What Hays argues here is crucial to the challenge of thinking about abortion. Where do we begin? In the last post I listed some possible jumping off points. But notice how none of them fulfil Hay’s primary task above.
Debates about whether the foetus is a person with inalienable human rights is language and thought foreign to the New Testament. Focusing on practical arguments against, and negative implications of, abortion fails to ‘think Christianly’ about the issue.
For example, arguments about the high level of safety for giving birth in Ireland, the negative impact on the life-saving ethos of the Irish health system, the traumatic impact on many women, how abortion favours men, possible gender selection and abortion as a form of euthanasia could be made (and are) by those with absolutely no Christian commitment.
Don’t get me wrong. Many of these are good arguments in their own right. But they are political and pragmatic arguments that fit the norms of secular pluralism. If this is the primary language Christians have for opposing abortion, then we are failing to be salt and light to the world.
For what is the church but a community of disciples called to witness to the good news of Jesus Christ, the risen Lord? Our thinking and practice for all of life is to be shaped by this story above all others. To use political and pragmatic arguments against abortion is to fail to articulate who we truly are and what we believe.
At the risk of getting side-tracked, there are, I think, at least three reasons Christian opposition to abortion tends to be framed in the language of secular pluralism. Feel welcome to add your thoughts on comments on others
i) We hope that we will get a better hearing from those in power if ‘religious’ ideas and language are avoided. In other words, we play the political game on its own terms.
ii) We have deep (perhaps explicit, perhaps unconscious) assumptions that society should and can be shaped by ‘Christian values’ and that it is our job to ‘save’ or ‘transform’ Irish society. Our focus is outward, on seeking to influence and shape the public sphere. There tends to be a blurring of distinction between the church and the world.

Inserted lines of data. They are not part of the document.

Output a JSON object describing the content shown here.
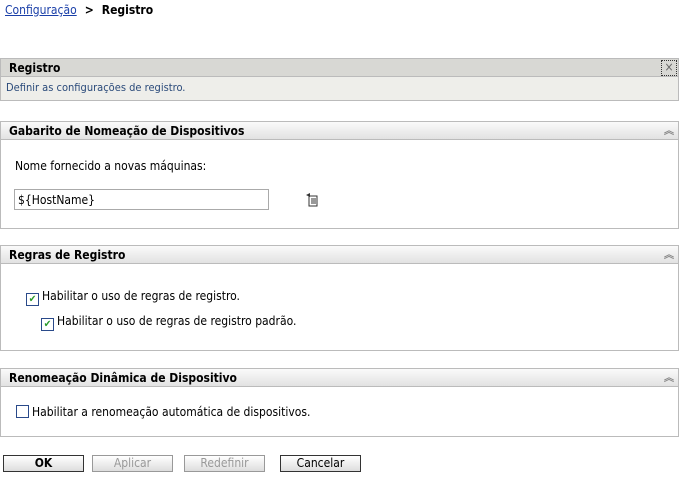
{
  "breadcrumb": {
    "link": "Configuração",
    "separator": ">",
    "current": "Registro"
  },
  "main": {
    "title": "Registro",
    "description": "Definir as configurações de registro."
  },
  "panels": [
    {
      "title": "Gabarito de Nomeação de Dispositivos",
      "field_label": "Nome fornecido a novas máquinas:",
      "field_value": "${HostName}"
    },
    {
      "title": "Regras de Registro",
      "checkboxes": [
        {
          "label": "Habilitar o uso de regras de registro.",
          "checked": true
        },
        {
          "label": "Habilitar o uso de regras de registro padrão.",
          "checked": true
        }
      ]
    },
    {
      "title": "Renomeação Dinâmica de Dispositivo",
      "checkboxes": [
        {
          "label": "Habilitar a renomeação automática de dispositivos.",
          "checked": false
        }
      ]
    }
  ],
  "buttons": {
    "ok": "OK",
    "apply": "Aplicar",
    "reset": "Redefinir",
    "cancel": "Cancelar"
  },
  "icons": {
    "close": "×",
    "collapse": "︽",
    "check": "✔"
  }
}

iii) A more negative one – we don’t actually believe what we say we believe. When push comes to shove, it is in politics and power that we trust to bring justice and hope, not the foolishness of a crucified Messiah. We put all our hopes and energy and money and time in the political process.
So, following Richard Hays and others, when it comes to abortion I’m suggesting that our language needs first and foremost to be that which is forming the thought and practice of the Christian church as an alternative kingdom community in the world.
Hays puts it this way
“Regardless of what others may do or think, regardless of what the law allows, how shall we as people who belong to Jesus Christ live faithfully under the gospel with regard to our treatment of the issues of pregnancy, abortion and childbearing?” (445)
To begin to answer those questions we need to think biblically and theologically for this is the language of the people of God (next post).
But notice how this also shifts the focus of the discussion.
Rather than ‘by-passing’ the Bible and theology and jumping straight to the politics of the world, we first must do business with what Scripture says – and does not say. And we need to listen hard what the issue of abortion says to us – to the Christian community. In other words, abortion is not an issue ‘out there’ which we sit ‘above’ in moral purity, it is one which will challenge our practice and priorities.
It is one thing to be against something, but a deeper challenge is how can the church embody a life-giving alternative vision of a world without abortion?